THOMAS P. GRIESA, District Judge.
Petitioner Josefina Rojas pleaded guilty to conspiracy to possess and distribute cocaine. Rojas is currently serving her 240-month sentence. Rojas has filed two motions under 28 U.S.C. § 2255 to vacate her sentence because of ineffective assistance of counsel, due-process violations, and prosecutorial misconduct.
The motions are denied.
Rojas was indicted by a federal grand jury on May 14, 2001, for her role as leader of an international drug ring. This indictment followed her incarceration in New York state prison for felony narcotics possession. On February 25, 2005, the Government filed a prior felony information against Rojas based on the New York conviction. Pursuant to a plea agreement dated March 24, 2005, Rojas pleaded guilty on April 4, 2005, to possession with intent to distribute 150 or more kilograms of cocaine.
Because of Rojas's criminal record, she faced a mandatory minimum sentence of 240 months. The plea agreement called for a sentencing guidelines range of 262 to 327 months. In the plea agreement, Rojas waived her right to appeal or collaterally attack a sentence within or below this stipulated range. The pre-sentence report issued by the Probation Department calculated a different guidelines range of 240 to 293 months' imprisonment. This lower guidelines range was adopted by the court.
Following her plea, Rojas attempted to cooperate with the government. This resulted in a delay in sentencing while Rojas's attorney and the government discussed potential cooperation by Rojas. Rojas's attempt to cooperate, however, was unsuccessful. Rojas's attorney also sought to have Rojas credited with time served in state custody on similar charges. Such a credit was rejected by the court. And Rojas's attorney sought to have the government withdraw the prior felony information, which would have reduced Rojas's mandatory minimum sentence from 240 to 120 months. The court adjourned sentencing to allow Rojas's attorney to seek such a withdrawal, but he was unsuccessful.
On November 5, 2008, Rojas was sentenced below the stipulated guidelines range to the statutory minimum of 240 months' imprisonment. Rojas did not appeal her conviction or sentence.
In April 2010, Rojas filed the instant petition under § 2255, to which the Government responded. See Rojas v. United States, 10 Civ. 3992. In May 2011, before Rojas's petition had been resolved by this court, Rojas filed another petition pursuant to § 2255. See Rojas v. United States, 11 Civ. 4203. The court ordered the Government to answer and consolidated that petition with the petition Rojas filed in 10 Civ. 3992.
In her first § 2255 petition, Rojas seeks to vacate her sentence because her attorney was ineffective at sentencing in four ways:
1. Counsel failed to move for a downward departure based on Rojas's pretrial detention conditions;

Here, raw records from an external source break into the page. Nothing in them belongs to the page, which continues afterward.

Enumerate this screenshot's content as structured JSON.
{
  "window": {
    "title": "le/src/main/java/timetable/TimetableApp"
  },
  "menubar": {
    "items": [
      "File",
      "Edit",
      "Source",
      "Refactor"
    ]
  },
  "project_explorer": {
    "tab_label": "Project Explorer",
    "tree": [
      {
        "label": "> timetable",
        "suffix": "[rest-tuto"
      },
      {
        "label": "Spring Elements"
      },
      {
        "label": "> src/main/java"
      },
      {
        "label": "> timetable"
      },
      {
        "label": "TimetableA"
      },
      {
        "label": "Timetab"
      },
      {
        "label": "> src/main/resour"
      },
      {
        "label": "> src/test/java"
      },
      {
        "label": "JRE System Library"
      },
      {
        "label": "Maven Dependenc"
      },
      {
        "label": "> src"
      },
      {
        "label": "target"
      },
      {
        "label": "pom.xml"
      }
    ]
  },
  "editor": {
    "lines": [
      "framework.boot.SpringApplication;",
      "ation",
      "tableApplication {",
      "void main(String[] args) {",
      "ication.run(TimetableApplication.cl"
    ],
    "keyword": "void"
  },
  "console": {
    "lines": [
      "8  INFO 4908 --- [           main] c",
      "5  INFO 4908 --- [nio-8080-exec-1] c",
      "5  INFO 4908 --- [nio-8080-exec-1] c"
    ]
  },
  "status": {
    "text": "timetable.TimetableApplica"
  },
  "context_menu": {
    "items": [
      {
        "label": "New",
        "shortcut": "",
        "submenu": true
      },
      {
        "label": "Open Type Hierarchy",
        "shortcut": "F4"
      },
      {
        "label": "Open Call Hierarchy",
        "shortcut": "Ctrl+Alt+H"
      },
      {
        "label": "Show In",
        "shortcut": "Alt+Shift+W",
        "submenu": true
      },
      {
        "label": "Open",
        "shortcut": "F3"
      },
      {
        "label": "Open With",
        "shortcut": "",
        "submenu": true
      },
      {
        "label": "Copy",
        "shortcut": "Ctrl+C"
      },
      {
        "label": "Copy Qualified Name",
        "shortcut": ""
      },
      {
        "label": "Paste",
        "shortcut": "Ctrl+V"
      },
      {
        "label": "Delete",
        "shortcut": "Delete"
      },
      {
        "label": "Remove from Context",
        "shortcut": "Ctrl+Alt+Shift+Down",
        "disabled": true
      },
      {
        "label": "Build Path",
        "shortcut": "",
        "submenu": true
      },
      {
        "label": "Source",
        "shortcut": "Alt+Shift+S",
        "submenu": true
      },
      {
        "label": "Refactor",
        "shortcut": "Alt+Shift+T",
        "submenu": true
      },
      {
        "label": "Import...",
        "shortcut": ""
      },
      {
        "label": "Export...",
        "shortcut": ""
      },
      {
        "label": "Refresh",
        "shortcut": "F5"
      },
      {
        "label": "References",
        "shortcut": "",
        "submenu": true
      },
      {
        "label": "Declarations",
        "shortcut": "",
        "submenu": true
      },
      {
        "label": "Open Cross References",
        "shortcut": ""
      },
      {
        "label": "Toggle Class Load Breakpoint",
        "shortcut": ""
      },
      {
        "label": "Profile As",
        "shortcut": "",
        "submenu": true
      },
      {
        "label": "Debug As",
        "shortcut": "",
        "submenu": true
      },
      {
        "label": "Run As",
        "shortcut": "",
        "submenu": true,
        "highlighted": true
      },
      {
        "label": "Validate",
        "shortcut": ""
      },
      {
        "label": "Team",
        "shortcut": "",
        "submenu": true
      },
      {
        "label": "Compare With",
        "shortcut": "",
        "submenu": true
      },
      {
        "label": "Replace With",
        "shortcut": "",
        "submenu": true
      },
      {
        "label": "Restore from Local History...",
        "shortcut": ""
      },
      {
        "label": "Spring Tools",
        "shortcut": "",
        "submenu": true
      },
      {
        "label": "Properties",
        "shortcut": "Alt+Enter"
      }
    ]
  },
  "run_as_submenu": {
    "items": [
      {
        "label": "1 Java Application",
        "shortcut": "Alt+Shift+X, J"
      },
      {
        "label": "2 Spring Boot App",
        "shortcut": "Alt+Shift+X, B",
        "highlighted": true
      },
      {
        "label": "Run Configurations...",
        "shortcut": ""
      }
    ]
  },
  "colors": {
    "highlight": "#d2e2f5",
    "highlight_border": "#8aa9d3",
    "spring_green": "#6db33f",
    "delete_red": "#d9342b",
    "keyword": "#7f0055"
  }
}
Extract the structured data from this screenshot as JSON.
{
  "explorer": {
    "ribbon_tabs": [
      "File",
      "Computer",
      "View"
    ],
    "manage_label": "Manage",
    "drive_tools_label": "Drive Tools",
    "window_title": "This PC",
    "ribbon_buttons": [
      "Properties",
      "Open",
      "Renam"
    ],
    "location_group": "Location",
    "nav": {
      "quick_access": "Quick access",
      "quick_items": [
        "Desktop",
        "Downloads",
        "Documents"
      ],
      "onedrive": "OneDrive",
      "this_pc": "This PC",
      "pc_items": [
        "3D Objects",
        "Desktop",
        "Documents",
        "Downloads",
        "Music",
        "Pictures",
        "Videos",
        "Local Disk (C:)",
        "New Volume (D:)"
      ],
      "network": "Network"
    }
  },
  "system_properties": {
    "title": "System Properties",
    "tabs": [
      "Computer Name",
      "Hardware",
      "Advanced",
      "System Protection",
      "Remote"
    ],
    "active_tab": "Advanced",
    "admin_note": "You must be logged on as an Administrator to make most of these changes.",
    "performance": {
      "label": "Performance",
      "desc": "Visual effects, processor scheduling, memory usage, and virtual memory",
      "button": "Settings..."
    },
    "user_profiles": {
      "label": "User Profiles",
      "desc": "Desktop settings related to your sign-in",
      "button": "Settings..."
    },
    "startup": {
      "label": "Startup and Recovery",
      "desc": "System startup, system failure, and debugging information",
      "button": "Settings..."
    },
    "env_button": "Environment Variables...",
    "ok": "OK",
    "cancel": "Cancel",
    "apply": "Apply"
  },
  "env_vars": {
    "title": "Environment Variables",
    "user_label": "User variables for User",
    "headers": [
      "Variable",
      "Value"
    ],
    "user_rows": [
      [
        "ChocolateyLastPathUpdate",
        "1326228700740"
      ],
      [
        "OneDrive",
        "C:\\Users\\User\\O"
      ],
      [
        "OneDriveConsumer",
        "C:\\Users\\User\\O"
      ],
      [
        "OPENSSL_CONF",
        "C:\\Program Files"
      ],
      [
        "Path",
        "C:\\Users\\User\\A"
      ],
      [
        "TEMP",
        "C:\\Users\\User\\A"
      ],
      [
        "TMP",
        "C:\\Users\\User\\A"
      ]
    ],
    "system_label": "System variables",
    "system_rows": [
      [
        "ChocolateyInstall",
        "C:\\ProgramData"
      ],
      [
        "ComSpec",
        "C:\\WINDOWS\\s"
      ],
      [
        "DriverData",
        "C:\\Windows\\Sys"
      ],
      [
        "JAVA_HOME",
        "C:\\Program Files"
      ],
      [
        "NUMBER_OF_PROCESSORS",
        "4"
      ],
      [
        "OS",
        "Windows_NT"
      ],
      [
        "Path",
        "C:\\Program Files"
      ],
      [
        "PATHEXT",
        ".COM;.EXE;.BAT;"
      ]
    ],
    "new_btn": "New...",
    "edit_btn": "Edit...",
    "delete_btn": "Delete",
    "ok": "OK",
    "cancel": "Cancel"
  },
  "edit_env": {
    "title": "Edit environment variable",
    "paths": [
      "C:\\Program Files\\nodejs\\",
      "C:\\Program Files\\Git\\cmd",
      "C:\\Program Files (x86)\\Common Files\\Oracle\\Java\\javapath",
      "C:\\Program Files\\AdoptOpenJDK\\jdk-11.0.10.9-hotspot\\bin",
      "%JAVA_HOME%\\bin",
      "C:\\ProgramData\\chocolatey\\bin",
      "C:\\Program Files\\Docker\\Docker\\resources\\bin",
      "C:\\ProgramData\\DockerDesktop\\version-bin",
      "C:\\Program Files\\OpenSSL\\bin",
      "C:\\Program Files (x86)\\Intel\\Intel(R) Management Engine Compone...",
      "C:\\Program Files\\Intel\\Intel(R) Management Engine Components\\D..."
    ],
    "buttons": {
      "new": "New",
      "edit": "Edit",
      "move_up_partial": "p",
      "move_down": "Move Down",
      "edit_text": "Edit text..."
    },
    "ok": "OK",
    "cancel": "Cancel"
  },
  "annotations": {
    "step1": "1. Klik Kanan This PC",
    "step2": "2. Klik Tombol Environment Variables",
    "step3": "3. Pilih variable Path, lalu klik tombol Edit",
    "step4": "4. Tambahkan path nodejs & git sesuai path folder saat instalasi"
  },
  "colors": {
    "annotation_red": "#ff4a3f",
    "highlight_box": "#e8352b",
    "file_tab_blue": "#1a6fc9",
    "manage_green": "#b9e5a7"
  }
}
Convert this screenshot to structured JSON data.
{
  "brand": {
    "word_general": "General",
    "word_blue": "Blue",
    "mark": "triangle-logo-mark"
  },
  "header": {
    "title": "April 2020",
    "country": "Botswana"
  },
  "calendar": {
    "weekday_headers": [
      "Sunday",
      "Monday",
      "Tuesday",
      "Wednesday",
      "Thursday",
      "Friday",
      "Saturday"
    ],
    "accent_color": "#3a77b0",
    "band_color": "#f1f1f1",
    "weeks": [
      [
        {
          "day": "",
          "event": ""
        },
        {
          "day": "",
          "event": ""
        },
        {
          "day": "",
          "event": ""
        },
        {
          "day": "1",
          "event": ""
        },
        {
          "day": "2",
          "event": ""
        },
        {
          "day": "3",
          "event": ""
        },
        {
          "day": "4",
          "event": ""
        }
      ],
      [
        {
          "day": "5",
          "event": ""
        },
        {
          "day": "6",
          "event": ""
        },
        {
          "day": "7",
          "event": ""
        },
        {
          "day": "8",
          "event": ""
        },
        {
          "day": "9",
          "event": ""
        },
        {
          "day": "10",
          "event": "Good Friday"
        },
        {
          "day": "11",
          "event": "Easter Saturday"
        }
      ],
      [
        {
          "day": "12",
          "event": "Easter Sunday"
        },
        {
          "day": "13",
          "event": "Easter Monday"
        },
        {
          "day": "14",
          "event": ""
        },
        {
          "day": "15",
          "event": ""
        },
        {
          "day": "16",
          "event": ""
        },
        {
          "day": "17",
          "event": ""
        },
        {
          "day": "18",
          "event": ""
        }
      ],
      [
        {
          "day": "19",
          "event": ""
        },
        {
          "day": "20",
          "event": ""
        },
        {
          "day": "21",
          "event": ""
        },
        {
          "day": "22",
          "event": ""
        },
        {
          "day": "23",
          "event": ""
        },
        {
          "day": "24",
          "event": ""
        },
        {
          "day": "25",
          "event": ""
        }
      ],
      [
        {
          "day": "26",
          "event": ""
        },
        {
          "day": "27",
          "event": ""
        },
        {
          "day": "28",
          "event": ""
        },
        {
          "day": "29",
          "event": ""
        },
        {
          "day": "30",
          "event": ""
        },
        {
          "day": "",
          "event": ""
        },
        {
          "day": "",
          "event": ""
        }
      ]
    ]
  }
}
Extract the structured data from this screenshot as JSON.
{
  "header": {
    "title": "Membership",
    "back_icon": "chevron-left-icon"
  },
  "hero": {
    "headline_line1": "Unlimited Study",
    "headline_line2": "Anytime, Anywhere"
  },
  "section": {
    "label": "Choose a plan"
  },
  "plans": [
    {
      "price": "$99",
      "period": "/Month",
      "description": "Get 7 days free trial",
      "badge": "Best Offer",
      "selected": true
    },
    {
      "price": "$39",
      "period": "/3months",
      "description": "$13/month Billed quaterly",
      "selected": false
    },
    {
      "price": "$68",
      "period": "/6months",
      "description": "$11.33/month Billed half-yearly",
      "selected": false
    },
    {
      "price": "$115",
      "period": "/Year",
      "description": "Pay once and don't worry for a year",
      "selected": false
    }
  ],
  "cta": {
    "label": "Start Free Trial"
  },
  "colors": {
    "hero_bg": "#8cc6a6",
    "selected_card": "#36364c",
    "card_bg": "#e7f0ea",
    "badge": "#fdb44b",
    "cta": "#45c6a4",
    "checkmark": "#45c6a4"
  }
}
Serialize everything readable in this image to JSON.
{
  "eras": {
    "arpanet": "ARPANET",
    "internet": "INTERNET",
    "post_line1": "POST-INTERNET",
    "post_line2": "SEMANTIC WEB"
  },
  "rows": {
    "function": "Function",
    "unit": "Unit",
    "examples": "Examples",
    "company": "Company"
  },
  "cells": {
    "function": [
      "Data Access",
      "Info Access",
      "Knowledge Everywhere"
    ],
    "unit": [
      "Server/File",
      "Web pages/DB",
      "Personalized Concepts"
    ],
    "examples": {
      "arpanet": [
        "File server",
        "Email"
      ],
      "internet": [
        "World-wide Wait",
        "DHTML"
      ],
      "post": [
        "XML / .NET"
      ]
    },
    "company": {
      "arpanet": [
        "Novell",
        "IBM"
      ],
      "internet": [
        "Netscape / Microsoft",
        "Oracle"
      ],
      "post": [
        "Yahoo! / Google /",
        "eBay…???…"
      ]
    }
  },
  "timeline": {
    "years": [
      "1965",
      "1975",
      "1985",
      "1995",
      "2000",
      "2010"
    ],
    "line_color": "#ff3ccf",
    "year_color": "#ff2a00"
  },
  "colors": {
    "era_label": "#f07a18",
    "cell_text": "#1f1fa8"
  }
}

2. Counsel failed to request a sentencing reduction based on Rojas's ineligibility for certain programs because of her immigration status;
3. Counsel failed to seek credit for Rojas's time served in state custody; and
4. Counsel failed to obtain a reduction in Rojas's sentence based on her ...